International research

Overcome challenges and drive success

By Pete Cape, Director, Global Knowledge, SSI

A lack of familiarity with target countries and cultures is one of the biggest challenges in international research, but by following a few simple guidelines, international projects do not need to be intimidating.

From the start, the researcher must place him or herself in a different mindset because the project will undoubtedly be different from a domestic one.

Here are some points to consider and best practices for your next international project:

  1. It is easy to believe that people in different countries and cultures will understand questions on a survey in the same way as they do “here”. Puzzling data from international studies is often caused by a different understanding about the meaning of the question across cultures. Cultures react to stimuli differently. This can be seen in myriad ways, including differences in use of scale points, attitudes about desirable and undesirable behavior, willingness to speak openly about certain topics and likelihood to give an “aspirational” answer rather than a factual one. This is not an easy subject with easy solutions. The best advice is to do a soft launch, allowing plenty of time to review the data, understand the cause of any differences and make adjustments.
  2. There are many free translation tools, such as Google Translate, but trusting a free tool or a non-native speaker to translate a questionnaire will result in differences that can change the meaning of your survey. Language is full of nuances that free tools and non-native speakers will miss. The best approach is to have the translation done by a professional agency, then have someone familiar with the language and culture review it. This avoids the common “movie/film” or “football/soccer” miscues. Respondents in English-speaking countries like Australia, Canada and UK can be especially sensitive to seeing US English in surveys. The same applies to the difference in Spanish between Spain, Mexico and Argentina.
  3. Researchers are sometimes tempted to avoid translation altogether and instead conduct a multi-country study in English. The rationale is that many people across the globe speak English, especially when the target population is business people, and the project can therefore avoid translation costs.

To understand the potential risk here, SSI tested the impact of fielding in native v. non-native language with a group of SSI panel members in China and Germany. In each country, we screened respondents asking if they spoke English, then gave questionnaires which were identical apart from some localization – in English to those who said they spoke it, in the native language to those who did not.

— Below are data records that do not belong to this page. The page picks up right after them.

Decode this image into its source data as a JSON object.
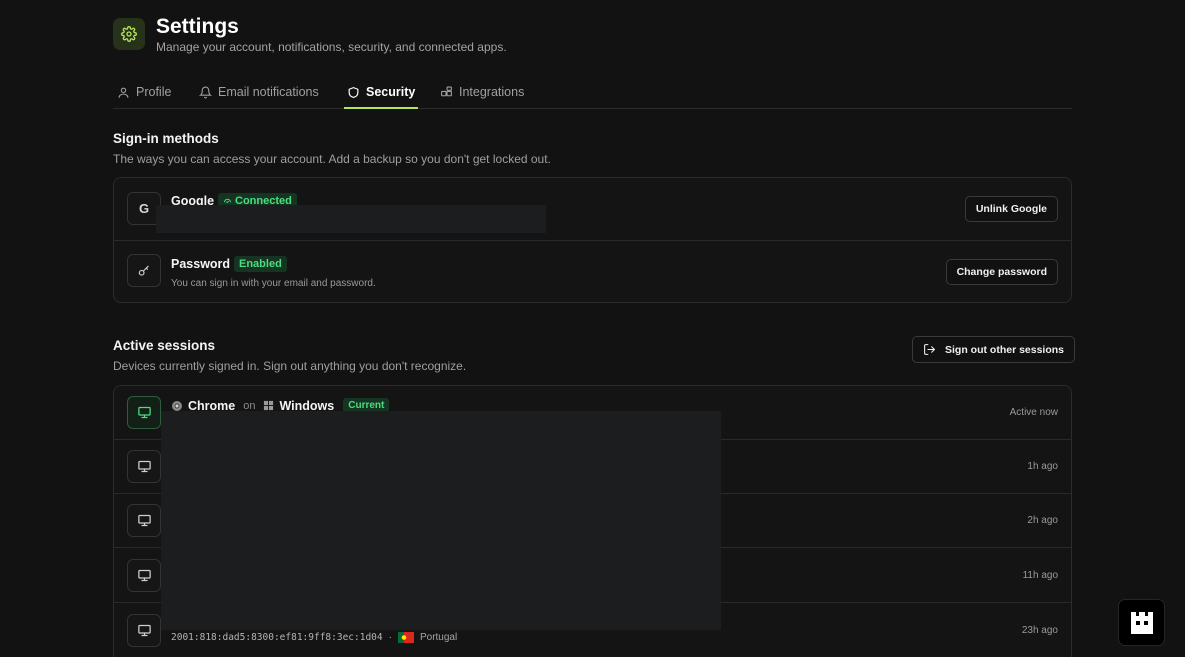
{
  "header": {
    "title": "Settings",
    "subtitle": "Manage your account, notifications, security, and connected apps.",
    "icon": "gear-icon",
    "accent": "#b5e35c"
  },
  "tabs": [
    {
      "label": "Profile",
      "icon": "user-icon",
      "active": false
    },
    {
      "label": "Email notifications",
      "icon": "bell-icon",
      "active": false
    },
    {
      "label": "Security",
      "icon": "shield-icon",
      "active": true
    },
    {
      "label": "Integrations",
      "icon": "puzzle-icon",
      "active": false
    }
  ],
  "signin": {
    "title": "Sign-in methods",
    "subtitle": "The ways you can access your account. Add a backup so you don't get locked out.",
    "methods": [
      {
        "icon_text": "G",
        "name": "Google",
        "badge": "Connected",
        "description": "",
        "button": "Unlink Google"
      },
      {
        "icon_text": "",
        "name": "Password",
        "badge": "Enabled",
        "description": "You can sign in with your email and password.",
        "button": "Change password"
      }
    ]
  },
  "sessions": {
    "title": "Active sessions",
    "subtitle": "Devices currently signed in. Sign out anything you don't recognize.",
    "signout_button": "Sign out other sessions",
    "current": {
      "browser": "Chrome",
      "on": "on",
      "os": "Windows",
      "badge": "Current",
      "time": "Active now"
    },
    "others": [
      {
        "time": "1h ago"
      },
      {
        "time": "2h ago"
      },
      {
        "time": "11h ago"
      },
      {
        "time": "23h ago",
        "ip": "2001:818:dad5:8300:ef81:9ff8:3ec:1d04",
        "separator": "·",
        "country": "Portugal"
      }
    ]
  },
  "colors": {
    "background": "#121212",
    "badge_green": "#4ade80",
    "badge_bg": "#163422"
  }
}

Results showed more consistency in answers when the native language was used (for example, when participants were shown a video clip and asked to recall the slogan from a list of choices.)

The study also uncovered potential hid- den biases to the sample when native speakers are excluded. For example, in the German sample, the education level of those who said they spoke English was much higher than those who did not.

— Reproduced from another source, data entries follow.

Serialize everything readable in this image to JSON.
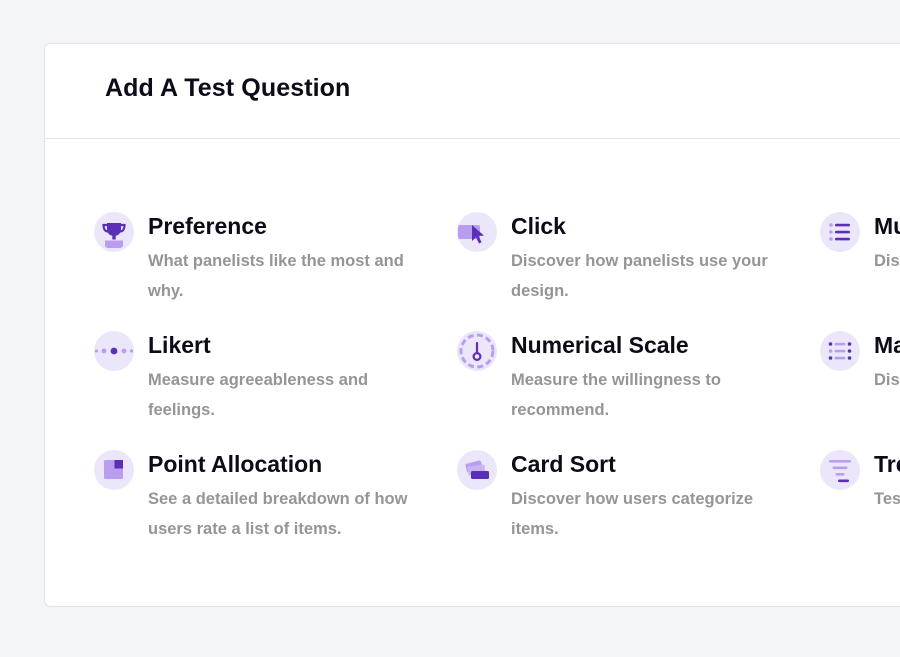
{
  "modal": {
    "title": "Add A Test Question"
  },
  "options": [
    {
      "title": "Preference",
      "description": "What panelists like the most and why.",
      "icon": "trophy-icon"
    },
    {
      "title": "Click",
      "description": "Discover how panelists use your design.",
      "icon": "cursor-click-icon"
    },
    {
      "title": "Mu",
      "description": "Dis wit",
      "icon": "list-icon"
    },
    {
      "title": "Likert",
      "description": "Measure agreeableness and feelings.",
      "icon": "likert-dots-icon"
    },
    {
      "title": "Numerical Scale",
      "description": "Measure the willingness to recommend.",
      "icon": "gauge-icon"
    },
    {
      "title": "Ma",
      "description": "Dis wo",
      "icon": "matrix-list-icon"
    },
    {
      "title": "Point Allocation",
      "description": "See a detailed breakdown of how users rate a list of items.",
      "icon": "point-allocation-icon"
    },
    {
      "title": "Card Sort",
      "description": "Discover how users categorize items.",
      "icon": "cards-icon"
    },
    {
      "title": "Tre",
      "description": "Tes a lis",
      "icon": "tree-filter-icon"
    }
  ],
  "colors": {
    "icon_background": "#ece6fb",
    "icon_primary": "#5b2fb8",
    "icon_secondary": "#b99ef0",
    "title_text": "#0c0b17",
    "description_text": "#959595",
    "page_background": "#f4f5f9"
  }
}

Panelists are usually recruited in the native language of their country and a survey in English provides a confusing, difficult and unexpected experience, even for those who can speak the language. The additional effort required to answer the survey in English could lead to fatigue and a greater risk of satisficing.

  1. When conducting international research, it is best to work with a single point of contact at your client. Clients can be organized with layers of hierarchy throughout different offices. What you want to avoid is dealing with 20 people saying, “My business is different.” They probably are unique, but it is your client’s challenge to compromise internally, not yours.

Leverage your research company’s local on-the-ground knowledge. If chosen correctly, the company should know the local scene and will be able to provide insight on brand lists, appropriate fielding times, rewards, invitation wording and myriad other details.

Be prepared to be flexible with methodology. This seems counterintuitive for researchers who care so much about consistency of approach, but the insistence on using identical sampling and survey design can produce less comparable results than a custom mixed-mode approach. For example, a survey showing product packaging graphics or videos might work very well online in the US, but due to slow Internet connections, a door-to-door methodology might be a better and even more economical approach in rural China. Adhering to one overall message in the questionnaire, but adjusting the methodology for regional differences will yield the best results.

Think mobile. Design the questionnaire to be mobile-friendly right from the start. Many developing countries are rapidly moving from face-to-face methodology directly to mobile or smartphone, skipping over landline telephone, live cell phone, laptop and PC methodologies.

It is important to remember that there is no “normal” and no “expected” when conducting international research. Be open to other countries and cultures and learn everything you can about your target audience to help your next global research project run smoothly.

For the latest trends, expert guidance, fresh insights and research-on-research, visit SSI’s Knowledge Center.

SSI POV: The Importance of Interviewing in the Native Language POV series https://www.surveysampling.com/knowledge-center/